What you have to do: Copy out the records that follow, leaving every character as it is.

Given information:
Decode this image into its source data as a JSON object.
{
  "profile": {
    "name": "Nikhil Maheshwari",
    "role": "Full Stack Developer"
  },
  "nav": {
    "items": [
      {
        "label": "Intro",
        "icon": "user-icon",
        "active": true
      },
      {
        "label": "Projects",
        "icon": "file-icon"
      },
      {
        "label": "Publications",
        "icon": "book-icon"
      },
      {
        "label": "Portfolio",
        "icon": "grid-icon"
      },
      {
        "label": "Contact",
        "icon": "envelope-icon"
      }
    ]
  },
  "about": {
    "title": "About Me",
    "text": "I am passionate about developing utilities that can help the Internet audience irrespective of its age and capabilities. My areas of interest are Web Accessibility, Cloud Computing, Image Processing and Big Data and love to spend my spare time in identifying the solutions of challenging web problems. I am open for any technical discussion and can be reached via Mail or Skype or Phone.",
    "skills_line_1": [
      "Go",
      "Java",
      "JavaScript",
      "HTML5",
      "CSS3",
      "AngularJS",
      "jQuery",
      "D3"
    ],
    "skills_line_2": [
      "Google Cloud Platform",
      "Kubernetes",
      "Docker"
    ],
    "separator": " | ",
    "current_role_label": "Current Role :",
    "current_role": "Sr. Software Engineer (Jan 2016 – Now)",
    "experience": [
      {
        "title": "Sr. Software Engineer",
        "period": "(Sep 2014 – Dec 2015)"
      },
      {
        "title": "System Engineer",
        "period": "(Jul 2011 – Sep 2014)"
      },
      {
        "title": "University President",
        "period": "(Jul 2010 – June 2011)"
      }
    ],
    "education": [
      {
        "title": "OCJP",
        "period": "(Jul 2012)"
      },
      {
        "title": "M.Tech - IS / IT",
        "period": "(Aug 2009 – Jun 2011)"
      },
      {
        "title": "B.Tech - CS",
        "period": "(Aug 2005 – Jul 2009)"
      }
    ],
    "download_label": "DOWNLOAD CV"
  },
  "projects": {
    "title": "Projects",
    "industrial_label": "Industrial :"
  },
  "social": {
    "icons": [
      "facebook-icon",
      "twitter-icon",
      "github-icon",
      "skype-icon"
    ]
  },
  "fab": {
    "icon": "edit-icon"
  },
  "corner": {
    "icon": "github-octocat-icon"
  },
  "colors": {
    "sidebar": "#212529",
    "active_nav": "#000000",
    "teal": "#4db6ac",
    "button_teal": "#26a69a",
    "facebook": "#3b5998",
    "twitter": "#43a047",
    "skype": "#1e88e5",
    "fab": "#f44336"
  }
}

Exercise solution:
Decode this image into its source data as a JSON object.
{
  "profile": {
    "name": "Nikhil Maheshwari",
    "role": "Full Stack Developer"
  },
  "nav": {
    "items": [
      {
        "label": "Intro",
        "icon": "user-icon",
        "active": true
      },
      {
        "label": "Projects",
        "icon": "file-icon"
      },
      {
        "label": "Publications",
        "icon": "book-icon"
      },
      {
        "label": "Portfolio",
        "icon": "grid-icon"
      },
      {
        "label": "Contact",
        "icon": "envelope-icon"
      }
    ]
  },
  "about": {
    "title": "About Me",
    "text": "I am passionate about developing utilities that can help the Internet audience irrespective of its age and capabilities. My areas of interest are Web Accessibility, Cloud Computing, Image Processing and Big Data and love to spend my spare time in identifying the solutions of challenging web problems. I am open for any technical discussion and can be reached via Mail or Skype or Phone.",
    "skills_line_1": [
      "Go",
      "Java",
      "JavaScript",
      "HTML5",
      "CSS3",
      "AngularJS",
      "jQuery",
      "D3"
    ],
    "skills_line_2": [
      "Google Cloud Platform",
      "Kubernetes",
      "Docker"
    ],
    "separator": " | ",
    "current_role_label": "Current Role :",
    "current_role": "Sr. Software Engineer (Jan 2016 – Now)",
    "experience": [
      {
        "title": "Sr. Software Engineer",
        "period": "(Sep 2014 – Dec 2015)"
      },
      {
        "title": "System Engineer",
        "period": "(Jul 2011 – Sep 2014)"
      },
      {
        "title": "University President",
        "period": "(Jul 2010 – June 2011)"
      }
    ],
    "education": [
      {
        "title": "OCJP",
        "period": "(Jul 2012)"
      },
      {
        "title": "M.Tech - IS / IT",
        "period": "(Aug 2009 – Jun 2011)"
      },
      {
        "title": "B.Tech - CS",
        "period": "(Aug 2005 – Jul 2009)"
      }
    ],
    "download_label": "DOWNLOAD CV"
  },
  "projects": {
    "title": "Projects",
    "industrial_label": "Industrial :"
  },
  "social": {
    "icons": [
      "facebook-icon",
      "twitter-icon",
      "github-icon",
      "skype-icon"
    ]
  },
  "fab": {
    "icon": "edit-icon"
  },
  "corner": {
    "icon": "github-octocat-icon"
  },
  "colors": {
    "sidebar": "#212529",
    "active_nav": "#000000",
    "teal": "#4db6ac",
    "button_teal": "#26a69a",
    "facebook": "#3b5998",
    "twitter": "#43a047",
    "skype": "#1e88e5",
    "fab": "#f44336"
  }
}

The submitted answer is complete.